As described above, according to this embodiment, speech unit strings can be quickly and properly selected for a synthesis unit string under a restriction concerning the acquisition of speech unit data from the respective storage media with different data acquisition speeds.

According to the above description, the data acquisition restriction is the upper limit value of the number of times of acquisition of speech unit data from the speech unit storage unit placed in the low-speed storage medium. However, this data acquisition restriction can be the upper limit value of the time required to acquire all speech unit data in speech unit strings (including those from both the high-speed and low-speed storage media).

In this case, the speech unit selecting unit 47 predicts the time required to acquire speech unit data in a speech unit string and selects a speech unit string such that the predictive value does not exceed an upper limit value. In this case, it is possible to predict the time required to acquire speech unit data by, for example, obtaining in advance the statistic of the time required to acquire data with a given size by one access from each of the high-speed and low-speed storage media and using the obtained statistic. Most simply, the maximum value of the time required to acquire all speech units by adding up the products of the maximum value of the data acquisition time per access from each storage medium and the number of speech units to be acquired from each of the high-speed and low-speed storage media, and the obtained value can be used as a predictive value.

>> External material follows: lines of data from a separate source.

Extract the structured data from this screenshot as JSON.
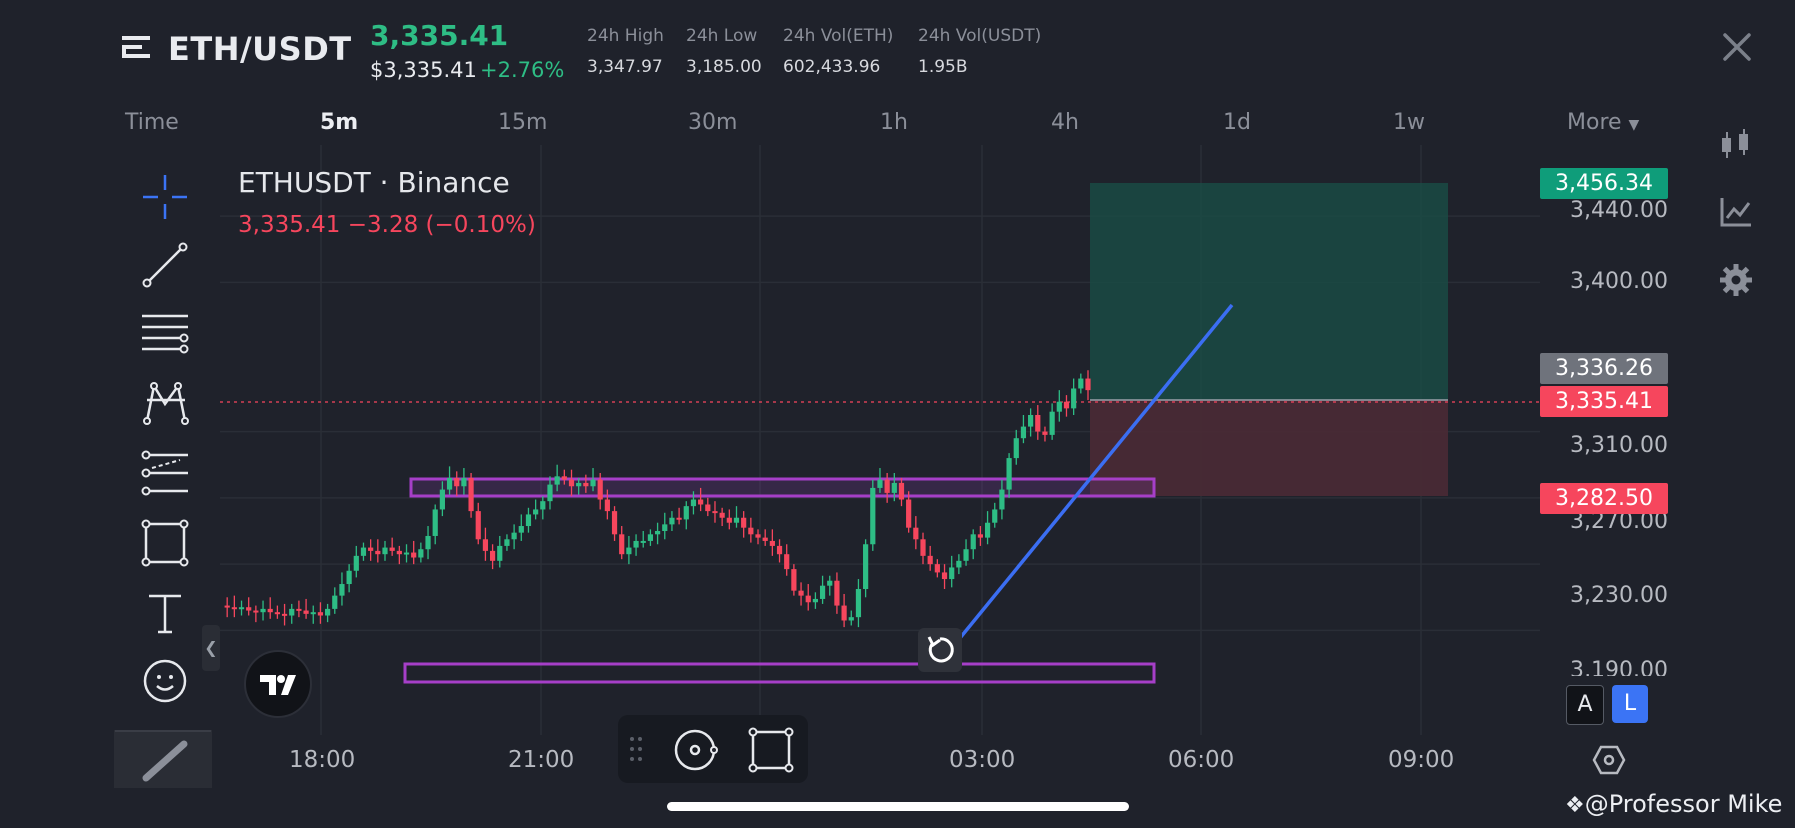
{
  "header": {
    "pair": "ETH/USDT",
    "last_price": "3,335.41",
    "usd_price": "$3,335.41",
    "change_pct": "+2.76%",
    "stats": [
      {
        "label": "24h High",
        "value": "3,347.97"
      },
      {
        "label": "24h Low",
        "value": "3,185.00"
      },
      {
        "label": "24h Vol(ETH)",
        "value": "602,433.96"
      },
      {
        "label": "24h Vol(USDT)",
        "value": "1.95B"
      }
    ]
  },
  "timeframes": {
    "time_label": "Time",
    "items": [
      "5m",
      "15m",
      "30m",
      "1h",
      "4h",
      "1d",
      "1w"
    ],
    "active": "5m",
    "more_label": "More"
  },
  "chart": {
    "symbol_label": "ETHUSDT · Binance",
    "ohlc_line": "3,335.41  −3.28 (−0.10%)",
    "price_levels": [
      "3,440.00",
      "3,400.00",
      "3,310.00",
      "3,270.00",
      "3,230.00",
      "3,190.00"
    ],
    "tags": [
      {
        "name": "target",
        "value": "3,456.34",
        "color": "#0f9d7a"
      },
      {
        "name": "entry",
        "value": "3,336.26",
        "color": "#6f737c"
      },
      {
        "name": "current",
        "value": "3,335.41",
        "color": "#f6465d"
      },
      {
        "name": "stop",
        "value": "3,282.50",
        "color": "#f6465d"
      }
    ],
    "time_labels": [
      "18:00",
      "21:00",
      "03:00",
      "06:00",
      "09:00"
    ],
    "buttons": {
      "a": "A",
      "l": "L"
    }
  },
  "colors": {
    "up": "#2ebd85",
    "down": "#f6465d",
    "accent": "#3b74f5",
    "zone": "#a63fc8"
  },
  "chart_data": {
    "type": "candlestick",
    "title": "ETHUSDT · Binance",
    "interval": "5m",
    "ylim": [
      3180,
      3460
    ],
    "close_series": [
      3205,
      3204,
      3203,
      3204,
      3202,
      3201,
      3203,
      3201,
      3200,
      3199,
      3203,
      3202,
      3200,
      3201,
      3199,
      3203,
      3211,
      3218,
      3226,
      3235,
      3240,
      3238,
      3236,
      3240,
      3238,
      3236,
      3237,
      3234,
      3239,
      3247,
      3263,
      3275,
      3282,
      3277,
      3282,
      3262,
      3245,
      3238,
      3232,
      3241,
      3245,
      3249,
      3253,
      3260,
      3263,
      3268,
      3278,
      3283,
      3281,
      3277,
      3279,
      3277,
      3281,
      3269,
      3262,
      3248,
      3236,
      3240,
      3244,
      3244,
      3248,
      3250,
      3254,
      3258,
      3257,
      3265,
      3269,
      3266,
      3262,
      3261,
      3258,
      3255,
      3258,
      3252,
      3248,
      3246,
      3244,
      3241,
      3236,
      3227,
      3214,
      3211,
      3207,
      3209,
      3217,
      3220,
      3205,
      3196,
      3198,
      3215,
      3242,
      3276,
      3281,
      3273,
      3279,
      3269,
      3252,
      3245,
      3235,
      3230,
      3225,
      3221,
      3228,
      3232,
      3239,
      3248,
      3246,
      3255,
      3263,
      3275,
      3294,
      3306,
      3313,
      3320,
      3310,
      3308,
      3322,
      3328,
      3324,
      3336,
      3342,
      3335
    ]
  }
}
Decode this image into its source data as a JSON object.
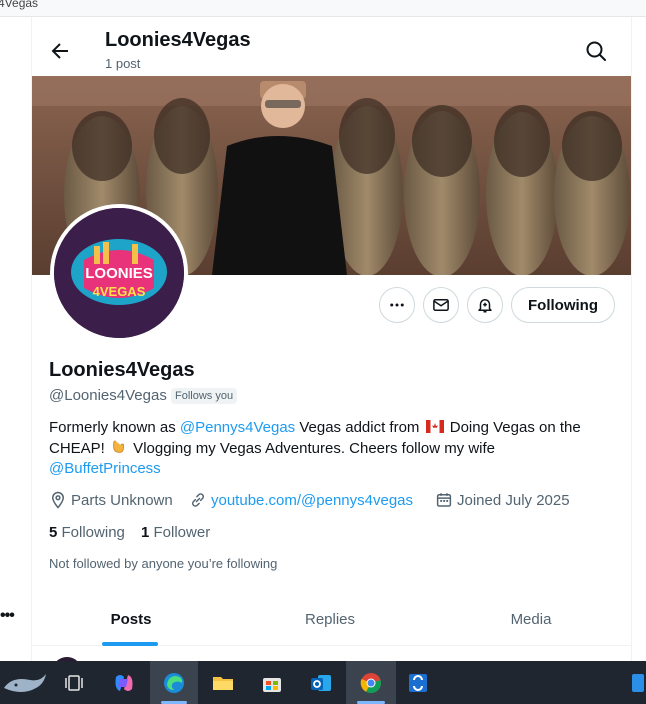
{
  "browser": {
    "tab_fragment": "4Vegas"
  },
  "header": {
    "title": "Loonies4Vegas",
    "subtitle": "1 post"
  },
  "avatar": {
    "logo_top": "LOONIES",
    "logo_bottom": "4VEGAS"
  },
  "actions": {
    "follow_label": "Following"
  },
  "profile": {
    "name": "Loonies4Vegas",
    "handle": "@Loonies4Vegas",
    "follows_you": "Follows you"
  },
  "bio": {
    "part1": "Formerly known as ",
    "mention1": "@Pennys4Vegas",
    "part2": " Vegas addict from ",
    "part3": " Doing Vegas on the CHEAP! ",
    "part4": " Vlogging my Vegas Adventures. Cheers follow my wife ",
    "mention2": "@BuffetPrincess"
  },
  "meta": {
    "location": "Parts Unknown",
    "website": "youtube.com/@pennys4vegas",
    "joined": "Joined July 2025"
  },
  "counts": {
    "following_num": "5",
    "following_label": "Following",
    "followers_num": "1",
    "followers_label": "Follower"
  },
  "not_followed": "Not followed by anyone you’re following",
  "tabs": [
    {
      "label": "Posts",
      "active": true
    },
    {
      "label": "Replies",
      "active": false
    },
    {
      "label": "Media",
      "active": false
    }
  ],
  "colors": {
    "accent": "#1d9bf0",
    "text": "#0f1419",
    "muted": "#536471"
  },
  "taskbar": {
    "icons": [
      "whale-icon",
      "task-view-icon",
      "copilot-icon",
      "edge-icon",
      "file-explorer-icon",
      "store-icon",
      "outlook-icon",
      "chrome-icon",
      "remote-app-icon",
      "widget-icon"
    ]
  }
}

As described above, when the data acquisition restriction is “the upper limit value of the time required to acquire all speech unit data in a speech unit string” and a speech unit string is to be selected by using a predictive value of the time required to acquire speech unit data in a speech unit string, a penalty coefficient in a beam search performed by the speech unit selecting unit 47 is calculated by using the predictive value of the time required to acquire speech unit data in a speech unit string. A penalty coefficient calculation function can be set such that a penalty coefficient takes 1 while a predictive value P of the time required to acquire speech unit data in a speech unit string up to the segment falls within the range of a given threshold or less, and monotonically increases when the predictive value P exceeds the threshold. For example, a threshold can be calculated according to U×i/L where L is the total number of segments of an input phoneme string, U is the upper limit value of the time required to acquire all speech unit data, and i is the position of the segment. A penalty coefficient calculation function to be used in this case can have, for example, the same form as that shown in FIG. 11.

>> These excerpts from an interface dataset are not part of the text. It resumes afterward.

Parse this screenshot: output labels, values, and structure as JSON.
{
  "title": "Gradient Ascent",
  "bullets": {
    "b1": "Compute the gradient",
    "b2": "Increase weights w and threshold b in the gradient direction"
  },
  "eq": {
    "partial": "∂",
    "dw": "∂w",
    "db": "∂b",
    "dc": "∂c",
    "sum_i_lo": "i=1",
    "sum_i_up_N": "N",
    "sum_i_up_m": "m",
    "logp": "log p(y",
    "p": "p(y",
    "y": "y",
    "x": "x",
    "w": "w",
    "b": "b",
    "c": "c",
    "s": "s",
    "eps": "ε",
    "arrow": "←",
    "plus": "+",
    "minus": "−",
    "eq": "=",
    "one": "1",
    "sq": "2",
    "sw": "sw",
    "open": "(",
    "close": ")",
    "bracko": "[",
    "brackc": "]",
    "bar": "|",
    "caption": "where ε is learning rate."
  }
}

Note that each of the functions described above can be implemented by being described as software and causing a computer having a proper mechanism to process the software.

In addition, this embodiment can be implemented as a program for causing a computer to execute a predetermined procedure, causing the computer to function as predetermined means, or causing the computer to implement predetermined functions. In addition, the embodiment can be implemented as a computer-readable recording medium on which the program is recorded.

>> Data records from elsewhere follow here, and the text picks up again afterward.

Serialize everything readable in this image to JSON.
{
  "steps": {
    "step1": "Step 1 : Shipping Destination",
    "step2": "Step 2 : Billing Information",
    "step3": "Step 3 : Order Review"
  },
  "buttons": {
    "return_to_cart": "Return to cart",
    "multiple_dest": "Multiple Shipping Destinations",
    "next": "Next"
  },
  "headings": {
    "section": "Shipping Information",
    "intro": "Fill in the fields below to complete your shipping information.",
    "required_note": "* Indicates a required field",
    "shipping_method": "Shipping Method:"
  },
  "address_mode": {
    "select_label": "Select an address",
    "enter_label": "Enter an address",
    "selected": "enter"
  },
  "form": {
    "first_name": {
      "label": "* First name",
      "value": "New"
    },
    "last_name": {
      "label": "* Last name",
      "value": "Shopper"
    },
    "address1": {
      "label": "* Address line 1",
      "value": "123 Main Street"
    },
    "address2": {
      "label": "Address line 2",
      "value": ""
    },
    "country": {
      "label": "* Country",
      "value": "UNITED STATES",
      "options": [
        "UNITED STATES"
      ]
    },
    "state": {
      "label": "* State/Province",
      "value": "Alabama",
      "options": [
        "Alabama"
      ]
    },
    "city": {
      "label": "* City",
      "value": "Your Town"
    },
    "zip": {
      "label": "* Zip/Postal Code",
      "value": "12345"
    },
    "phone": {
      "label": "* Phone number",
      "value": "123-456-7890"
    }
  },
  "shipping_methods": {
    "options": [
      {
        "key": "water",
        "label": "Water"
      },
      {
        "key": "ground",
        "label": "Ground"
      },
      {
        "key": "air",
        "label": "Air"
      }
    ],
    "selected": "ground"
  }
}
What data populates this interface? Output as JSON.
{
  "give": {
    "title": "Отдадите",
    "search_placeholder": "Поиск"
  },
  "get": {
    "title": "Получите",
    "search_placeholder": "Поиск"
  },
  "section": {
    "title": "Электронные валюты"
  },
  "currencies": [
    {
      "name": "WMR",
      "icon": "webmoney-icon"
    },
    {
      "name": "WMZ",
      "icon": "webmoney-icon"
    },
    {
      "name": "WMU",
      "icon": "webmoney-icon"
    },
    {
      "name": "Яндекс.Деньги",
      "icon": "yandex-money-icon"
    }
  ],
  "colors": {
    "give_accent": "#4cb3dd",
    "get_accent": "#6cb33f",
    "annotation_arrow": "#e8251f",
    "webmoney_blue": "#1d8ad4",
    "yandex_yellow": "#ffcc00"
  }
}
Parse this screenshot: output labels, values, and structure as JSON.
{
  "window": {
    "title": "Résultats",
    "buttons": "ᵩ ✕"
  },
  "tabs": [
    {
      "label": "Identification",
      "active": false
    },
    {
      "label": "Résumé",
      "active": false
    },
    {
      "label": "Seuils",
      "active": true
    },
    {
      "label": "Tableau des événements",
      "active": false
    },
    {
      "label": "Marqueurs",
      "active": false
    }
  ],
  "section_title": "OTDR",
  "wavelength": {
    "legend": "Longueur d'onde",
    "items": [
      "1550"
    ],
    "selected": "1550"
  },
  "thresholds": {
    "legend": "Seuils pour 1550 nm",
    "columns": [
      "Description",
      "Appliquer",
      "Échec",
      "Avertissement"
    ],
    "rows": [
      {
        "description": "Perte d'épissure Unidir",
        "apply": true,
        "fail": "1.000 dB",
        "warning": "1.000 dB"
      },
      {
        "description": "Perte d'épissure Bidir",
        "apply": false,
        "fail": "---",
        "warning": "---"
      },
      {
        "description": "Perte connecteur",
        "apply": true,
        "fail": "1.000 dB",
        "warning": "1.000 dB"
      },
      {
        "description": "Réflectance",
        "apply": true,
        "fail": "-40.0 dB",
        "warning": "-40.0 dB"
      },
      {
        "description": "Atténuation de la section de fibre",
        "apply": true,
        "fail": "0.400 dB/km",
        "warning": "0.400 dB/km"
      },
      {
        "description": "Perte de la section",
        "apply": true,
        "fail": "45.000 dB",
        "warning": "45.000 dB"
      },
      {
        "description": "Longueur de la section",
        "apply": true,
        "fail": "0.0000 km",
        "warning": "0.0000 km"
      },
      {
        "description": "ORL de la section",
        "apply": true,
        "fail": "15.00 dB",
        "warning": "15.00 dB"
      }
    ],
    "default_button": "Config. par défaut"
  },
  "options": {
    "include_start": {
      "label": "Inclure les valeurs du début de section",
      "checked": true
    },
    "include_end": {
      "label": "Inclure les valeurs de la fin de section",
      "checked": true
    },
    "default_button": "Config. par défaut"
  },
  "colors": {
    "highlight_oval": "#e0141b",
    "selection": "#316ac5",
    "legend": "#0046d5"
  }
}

Additional advantages and modifications will readily occur to those skilled in the art. Therefore, the invention in its broader aspects is not limited to the specific details and representative embodiments shown and described herein. Accordingly, various modifications may be made without departing from the spirit or scope of the general inventive concept as defined by the appended claims and their equivalents.